▶ **WHAT THE EXERCISE ASKS**: In the entries below, find each line with the word "name" and pull it out.

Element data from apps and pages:
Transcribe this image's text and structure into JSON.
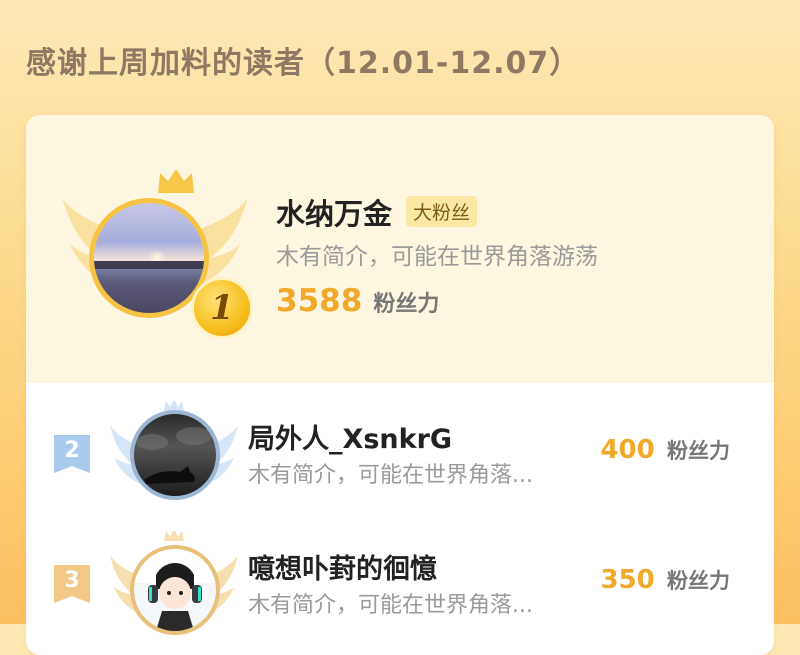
{
  "page": {
    "title": "感谢上周加料的读者（12.01-12.07）"
  },
  "colors": {
    "accent": "#f0a92a",
    "gold": "#f6c344",
    "silver": "#9cc0e8",
    "bronze": "#f0c780"
  },
  "ranking": [
    {
      "rank": "1",
      "name": "水纳万金",
      "badge": "大粉丝",
      "bio": "木有简介，可能在世界角落游荡",
      "fans_value": "3588",
      "fans_unit": "粉丝力",
      "avatar_icon": "sunset-photo-avatar"
    },
    {
      "rank": "2",
      "name": "局外人_XsnkrG",
      "bio": "木有简介，可能在世界角落...",
      "fans_value": "400",
      "fans_unit": "粉丝力",
      "avatar_icon": "cat-silhouette-avatar"
    },
    {
      "rank": "3",
      "name": "噫想卟葑的徊憶",
      "bio": "木有简介，可能在世界角落...",
      "fans_value": "350",
      "fans_unit": "粉丝力",
      "avatar_icon": "anime-headphones-avatar"
    }
  ]
}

▶ **OUTPUT BELOW**:
      "name": "水纳万金",
      "name": "局外人_XsnkrG",
      "name": "噫想卟葑的徊憶",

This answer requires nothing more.